**What needs to be done**
Your reply should reproduce the data below without a single alteration, apart from dropping the images.

==== Information

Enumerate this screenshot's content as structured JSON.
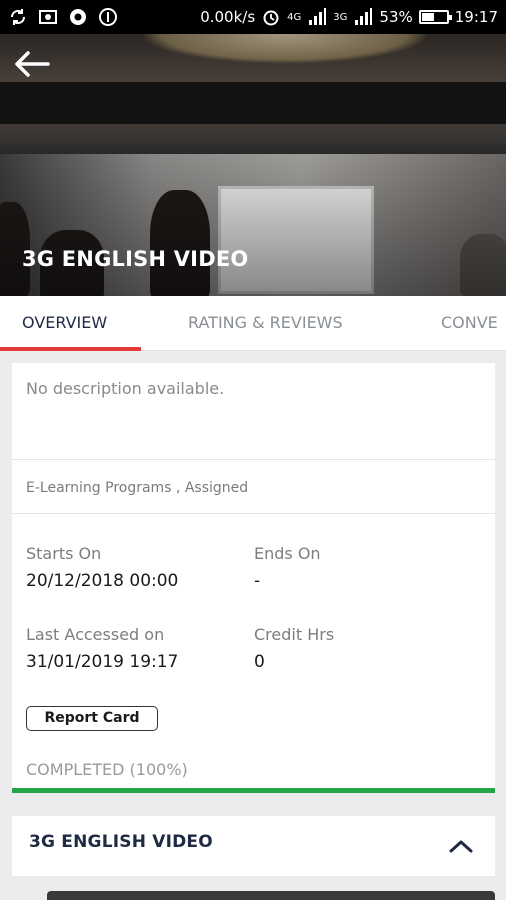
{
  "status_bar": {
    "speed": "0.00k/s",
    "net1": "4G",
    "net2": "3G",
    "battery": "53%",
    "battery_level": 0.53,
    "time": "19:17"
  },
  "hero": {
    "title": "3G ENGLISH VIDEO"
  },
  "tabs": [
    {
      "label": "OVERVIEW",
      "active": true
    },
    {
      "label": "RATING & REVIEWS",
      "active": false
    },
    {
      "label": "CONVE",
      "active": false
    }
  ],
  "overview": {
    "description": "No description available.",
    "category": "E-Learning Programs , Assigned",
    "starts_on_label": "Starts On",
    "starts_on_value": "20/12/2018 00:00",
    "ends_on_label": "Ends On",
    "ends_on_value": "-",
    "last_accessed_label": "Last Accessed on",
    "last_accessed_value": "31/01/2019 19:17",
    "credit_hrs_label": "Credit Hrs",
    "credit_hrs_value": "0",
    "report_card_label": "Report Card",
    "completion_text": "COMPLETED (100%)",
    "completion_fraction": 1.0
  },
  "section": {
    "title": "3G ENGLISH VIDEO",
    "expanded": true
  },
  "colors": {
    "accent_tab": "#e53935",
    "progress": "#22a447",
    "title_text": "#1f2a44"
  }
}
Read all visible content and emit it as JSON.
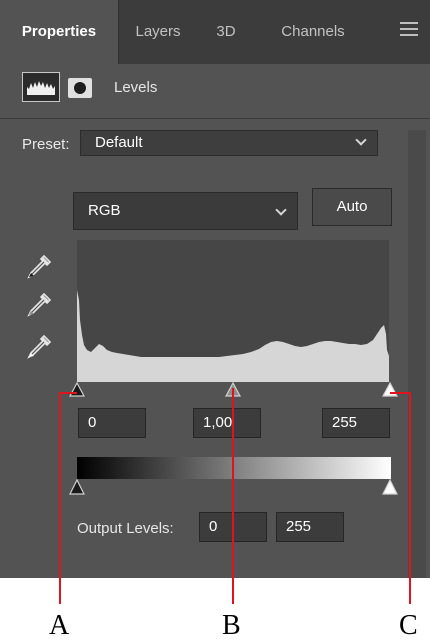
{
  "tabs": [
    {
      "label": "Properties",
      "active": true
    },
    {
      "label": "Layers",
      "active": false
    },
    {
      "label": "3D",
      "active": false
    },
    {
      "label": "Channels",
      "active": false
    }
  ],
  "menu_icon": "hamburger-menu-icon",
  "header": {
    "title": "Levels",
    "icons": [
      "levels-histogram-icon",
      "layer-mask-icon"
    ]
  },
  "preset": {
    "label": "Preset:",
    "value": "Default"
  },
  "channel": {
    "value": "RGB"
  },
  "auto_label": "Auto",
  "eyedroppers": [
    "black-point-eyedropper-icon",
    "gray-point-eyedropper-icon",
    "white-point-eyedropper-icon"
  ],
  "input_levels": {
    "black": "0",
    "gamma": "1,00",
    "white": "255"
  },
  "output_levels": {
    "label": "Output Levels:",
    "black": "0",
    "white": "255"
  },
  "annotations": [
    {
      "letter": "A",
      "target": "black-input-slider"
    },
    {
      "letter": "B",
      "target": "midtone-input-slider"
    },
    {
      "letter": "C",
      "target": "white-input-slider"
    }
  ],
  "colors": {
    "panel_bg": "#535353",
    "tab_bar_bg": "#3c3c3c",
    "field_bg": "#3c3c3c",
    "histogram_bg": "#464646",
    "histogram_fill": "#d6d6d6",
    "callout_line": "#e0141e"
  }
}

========

**Completed task**
Enumerate this screenshot's content as structured JSON.
{
  "status_bar": {
    "speed": "0.00k/s",
    "net1": "4G",
    "net2": "3G",
    "battery": "53%",
    "battery_level": 0.53,
    "time": "19:17"
  },
  "hero": {
    "title": "3G ENGLISH VIDEO"
  },
  "tabs": [
    {
      "label": "OVERVIEW",
      "active": true
    },
    {
      "label": "RATING & REVIEWS",
      "active": false
    },
    {
      "label": "CONVE",
      "active": false
    }
  ],
  "overview": {
    "description": "No description available.",
    "category": "E-Learning Programs , Assigned",
    "starts_on_label": "Starts On",
    "starts_on_value": "20/12/2018 00:00",
    "ends_on_label": "Ends On",
    "ends_on_value": "-",
    "last_accessed_label": "Last Accessed on",
    "last_accessed_value": "31/01/2019 19:17",
    "credit_hrs_label": "Credit Hrs",
    "credit_hrs_value": "0",
    "report_card_label": "Report Card",
    "completion_text": "COMPLETED (100%)",
    "completion_fraction": 1.0
  },
  "section": {
    "title": "3G ENGLISH VIDEO",
    "expanded": true
  },
  "colors": {
    "accent_tab": "#e53935",
    "progress": "#22a447",
    "title_text": "#1f2a44"
  }
}
Read all visible content and emit it as JSON.
{
  "tabs": [
    {
      "label": "Properties",
      "active": true
    },
    {
      "label": "Layers",
      "active": false
    },
    {
      "label": "3D",
      "active": false
    },
    {
      "label": "Channels",
      "active": false
    }
  ],
  "menu_icon": "hamburger-menu-icon",
  "header": {
    "title": "Levels",
    "icons": [
      "levels-histogram-icon",
      "layer-mask-icon"
    ]
  },
  "preset": {
    "label": "Preset:",
    "value": "Default"
  },
  "channel": {
    "value": "RGB"
  },
  "auto_label": "Auto",
  "eyedroppers": [
    "black-point-eyedropper-icon",
    "gray-point-eyedropper-icon",
    "white-point-eyedropper-icon"
  ],
  "input_levels": {
    "black": "0",
    "gamma": "1,00",
    "white": "255"
  },
  "output_levels": {
    "label": "Output Levels:",
    "black": "0",
    "white": "255"
  },
  "annotations": [
    {
      "letter": "A",
      "target": "black-input-slider"
    },
    {
      "letter": "B",
      "target": "midtone-input-slider"
    },
    {
      "letter": "C",
      "target": "white-input-slider"
    }
  ],
  "colors": {
    "panel_bg": "#535353",
    "tab_bar_bg": "#3c3c3c",
    "field_bg": "#3c3c3c",
    "histogram_bg": "#464646",
    "histogram_fill": "#d6d6d6",
    "callout_line": "#e0141e"
  }
}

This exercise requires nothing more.